One GOP candidate, Ben Carson, has had enough. In a USA Today op-ed published on Monday, the former neurosurgeon skewers the “Black Lives Matter” movement for their misdirected message.
The movement is a failure, he writes, for it is born out of hate-filled anger.
The notion that some lives might matter less than others is meant to enrage. That anger is distracting us from what matters most. We're right to be angry, but we have to stay smart.
Disrupting planned campaign events, he said, is not an effective way to get your point across:
The idea that disrupting and protesting Bernie Sanders speeches will change what is wrong in America is lunacy. The "BlackLivesMatter" movement is focused on the wrong targets, to the detriment of blacks who would like to see real change and to the benefit of its powerful white liberal funders using the attacks on Sanders for political purposes that mean nothing for the problems that face our community.
Before any “Black Lives Matter” activists have the chance to condemn Carson for his critique of their movement, they should continue reading, for the surgeon continues to explain he knows firsthand what it’s like to grow up in a dangerous culture. The difference, he said, was that his mother influenced him and his brother to rise above the violence that claimed some of their family members and put their education first. Carson said “Black Lives Matter” could learn a thing or two from her, listing a number of ways the movement can make a difference instead of yelling at Bernie Sanders. A few of his solutions included: Visiting the board of education, confronting the entertainment industry, which all too often depicts black men as thugs, and having fruitful conversations with both major political parties.
Carson is not the only one who has voiced his impatience with the “Black Lives Matter” crowd, which has incited actual violence in addition to verbal protests. U.S. Navy Veteran and grandmother Peggy Hubbard posted a video over the weekend letting the movement know how she felt about them after a young girl was killed in the midst of protests in Ferguson, Missouri. The video has gone viral, with at least 7 million viewers tuned in so far. For six minutes, she lambasts the group for lionizing criminals.
“You guys need to stop. It doesn’t matter. You’re killing each other. Save us some tax dollars. You’re tearing up communities over thugs and criminals.”

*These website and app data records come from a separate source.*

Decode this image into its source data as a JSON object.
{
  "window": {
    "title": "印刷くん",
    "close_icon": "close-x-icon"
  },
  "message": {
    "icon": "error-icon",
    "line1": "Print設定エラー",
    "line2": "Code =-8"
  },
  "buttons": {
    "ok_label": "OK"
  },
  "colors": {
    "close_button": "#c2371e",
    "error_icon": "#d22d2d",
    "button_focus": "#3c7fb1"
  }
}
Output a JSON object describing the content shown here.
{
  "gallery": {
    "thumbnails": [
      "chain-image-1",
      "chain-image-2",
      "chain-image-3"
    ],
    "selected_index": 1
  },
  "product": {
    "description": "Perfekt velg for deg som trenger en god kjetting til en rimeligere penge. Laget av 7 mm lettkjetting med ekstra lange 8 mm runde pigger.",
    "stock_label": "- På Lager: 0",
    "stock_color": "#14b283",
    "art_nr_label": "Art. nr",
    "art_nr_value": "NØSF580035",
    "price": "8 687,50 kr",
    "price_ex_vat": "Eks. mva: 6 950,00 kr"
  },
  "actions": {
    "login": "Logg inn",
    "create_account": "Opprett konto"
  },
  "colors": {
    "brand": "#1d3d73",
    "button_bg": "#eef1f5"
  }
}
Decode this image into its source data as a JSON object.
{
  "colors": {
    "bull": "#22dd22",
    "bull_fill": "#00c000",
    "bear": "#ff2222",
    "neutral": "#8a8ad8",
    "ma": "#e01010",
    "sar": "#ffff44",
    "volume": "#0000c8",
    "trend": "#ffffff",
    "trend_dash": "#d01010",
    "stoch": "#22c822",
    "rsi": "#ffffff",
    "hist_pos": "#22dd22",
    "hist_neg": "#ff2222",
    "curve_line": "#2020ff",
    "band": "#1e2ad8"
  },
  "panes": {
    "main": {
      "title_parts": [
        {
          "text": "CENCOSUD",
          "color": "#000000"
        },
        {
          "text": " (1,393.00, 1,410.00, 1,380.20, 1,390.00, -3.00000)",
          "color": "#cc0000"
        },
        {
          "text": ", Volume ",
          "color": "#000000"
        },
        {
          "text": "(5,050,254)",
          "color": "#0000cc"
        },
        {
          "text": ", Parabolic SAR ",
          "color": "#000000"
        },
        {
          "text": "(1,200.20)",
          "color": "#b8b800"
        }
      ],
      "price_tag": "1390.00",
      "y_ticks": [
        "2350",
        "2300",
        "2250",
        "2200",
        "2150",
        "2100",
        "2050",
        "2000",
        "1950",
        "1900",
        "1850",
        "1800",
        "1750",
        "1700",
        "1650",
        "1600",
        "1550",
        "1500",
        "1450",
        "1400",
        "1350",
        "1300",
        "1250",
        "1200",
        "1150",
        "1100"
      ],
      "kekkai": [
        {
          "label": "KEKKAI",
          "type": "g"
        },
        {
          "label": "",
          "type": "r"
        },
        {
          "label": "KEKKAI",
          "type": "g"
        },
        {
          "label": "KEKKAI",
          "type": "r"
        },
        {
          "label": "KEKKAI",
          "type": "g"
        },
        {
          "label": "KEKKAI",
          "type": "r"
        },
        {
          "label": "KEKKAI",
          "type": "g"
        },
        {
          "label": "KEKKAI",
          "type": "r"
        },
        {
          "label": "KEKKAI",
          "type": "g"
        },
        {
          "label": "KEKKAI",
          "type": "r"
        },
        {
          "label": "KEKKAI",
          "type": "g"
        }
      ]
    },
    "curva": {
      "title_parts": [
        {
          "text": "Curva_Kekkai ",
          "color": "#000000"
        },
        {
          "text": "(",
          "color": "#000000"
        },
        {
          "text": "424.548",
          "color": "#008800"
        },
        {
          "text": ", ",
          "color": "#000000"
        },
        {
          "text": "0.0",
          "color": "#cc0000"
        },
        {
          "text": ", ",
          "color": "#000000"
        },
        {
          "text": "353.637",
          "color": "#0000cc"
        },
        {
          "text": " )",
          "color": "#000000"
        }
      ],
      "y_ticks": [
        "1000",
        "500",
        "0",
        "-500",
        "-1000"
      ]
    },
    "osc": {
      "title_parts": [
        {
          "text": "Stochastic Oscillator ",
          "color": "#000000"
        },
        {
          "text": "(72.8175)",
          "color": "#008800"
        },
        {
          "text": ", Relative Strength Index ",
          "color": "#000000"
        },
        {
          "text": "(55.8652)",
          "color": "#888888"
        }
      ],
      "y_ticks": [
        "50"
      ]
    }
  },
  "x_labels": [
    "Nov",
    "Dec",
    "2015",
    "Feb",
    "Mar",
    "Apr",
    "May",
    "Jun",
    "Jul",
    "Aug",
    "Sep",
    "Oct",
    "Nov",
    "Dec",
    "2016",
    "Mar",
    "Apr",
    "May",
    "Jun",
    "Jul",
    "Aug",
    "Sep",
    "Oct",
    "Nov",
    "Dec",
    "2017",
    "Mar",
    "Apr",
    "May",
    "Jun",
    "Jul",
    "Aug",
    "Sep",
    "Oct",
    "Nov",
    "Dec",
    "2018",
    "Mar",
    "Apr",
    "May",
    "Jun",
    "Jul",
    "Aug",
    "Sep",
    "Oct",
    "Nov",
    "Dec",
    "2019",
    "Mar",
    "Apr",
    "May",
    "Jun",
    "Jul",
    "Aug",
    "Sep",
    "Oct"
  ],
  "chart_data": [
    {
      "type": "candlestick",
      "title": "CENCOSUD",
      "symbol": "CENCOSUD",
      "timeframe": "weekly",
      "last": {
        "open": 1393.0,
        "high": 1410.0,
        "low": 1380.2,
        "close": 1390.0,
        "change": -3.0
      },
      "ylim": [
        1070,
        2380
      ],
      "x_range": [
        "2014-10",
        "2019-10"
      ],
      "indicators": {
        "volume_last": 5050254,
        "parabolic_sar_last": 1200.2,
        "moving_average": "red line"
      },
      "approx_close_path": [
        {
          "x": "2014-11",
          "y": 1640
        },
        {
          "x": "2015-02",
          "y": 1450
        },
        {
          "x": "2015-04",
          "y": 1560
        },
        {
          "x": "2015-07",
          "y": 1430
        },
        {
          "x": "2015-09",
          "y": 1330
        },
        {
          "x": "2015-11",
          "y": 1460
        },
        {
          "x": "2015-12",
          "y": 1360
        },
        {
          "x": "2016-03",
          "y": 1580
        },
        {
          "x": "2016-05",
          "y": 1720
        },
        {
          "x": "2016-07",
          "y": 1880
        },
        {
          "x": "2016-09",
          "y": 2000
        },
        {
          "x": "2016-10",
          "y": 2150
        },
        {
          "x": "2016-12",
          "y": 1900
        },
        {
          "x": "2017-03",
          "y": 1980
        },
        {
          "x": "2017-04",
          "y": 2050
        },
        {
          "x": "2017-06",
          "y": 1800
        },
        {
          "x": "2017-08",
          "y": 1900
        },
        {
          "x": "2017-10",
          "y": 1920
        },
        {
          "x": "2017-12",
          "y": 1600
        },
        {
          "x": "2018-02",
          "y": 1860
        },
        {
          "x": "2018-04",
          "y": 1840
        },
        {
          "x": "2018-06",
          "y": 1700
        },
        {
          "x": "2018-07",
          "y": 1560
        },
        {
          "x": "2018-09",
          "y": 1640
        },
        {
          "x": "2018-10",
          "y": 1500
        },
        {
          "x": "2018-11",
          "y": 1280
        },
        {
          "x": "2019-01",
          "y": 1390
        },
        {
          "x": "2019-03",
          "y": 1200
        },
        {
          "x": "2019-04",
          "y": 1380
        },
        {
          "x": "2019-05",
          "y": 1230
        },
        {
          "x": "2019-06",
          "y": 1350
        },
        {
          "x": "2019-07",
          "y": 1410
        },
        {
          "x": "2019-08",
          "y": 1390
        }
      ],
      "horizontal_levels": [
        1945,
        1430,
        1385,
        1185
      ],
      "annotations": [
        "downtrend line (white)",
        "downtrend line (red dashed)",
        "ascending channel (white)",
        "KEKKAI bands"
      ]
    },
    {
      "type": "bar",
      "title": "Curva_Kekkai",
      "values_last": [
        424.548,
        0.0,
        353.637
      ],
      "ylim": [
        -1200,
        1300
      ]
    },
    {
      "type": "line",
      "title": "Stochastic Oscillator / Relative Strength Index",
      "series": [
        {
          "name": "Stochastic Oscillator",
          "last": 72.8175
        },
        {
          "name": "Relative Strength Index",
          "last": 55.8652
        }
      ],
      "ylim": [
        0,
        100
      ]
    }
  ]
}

Both Carson and Hubbard acknowledge police brutality is an issue in the African-American community, yet “Black Lives Matter” is not solving any problems. These two notable figures are passionate about combating racial tension. Instead of encouraging a culture of hate, "Black Lives Matter" would be wise to follow their advice.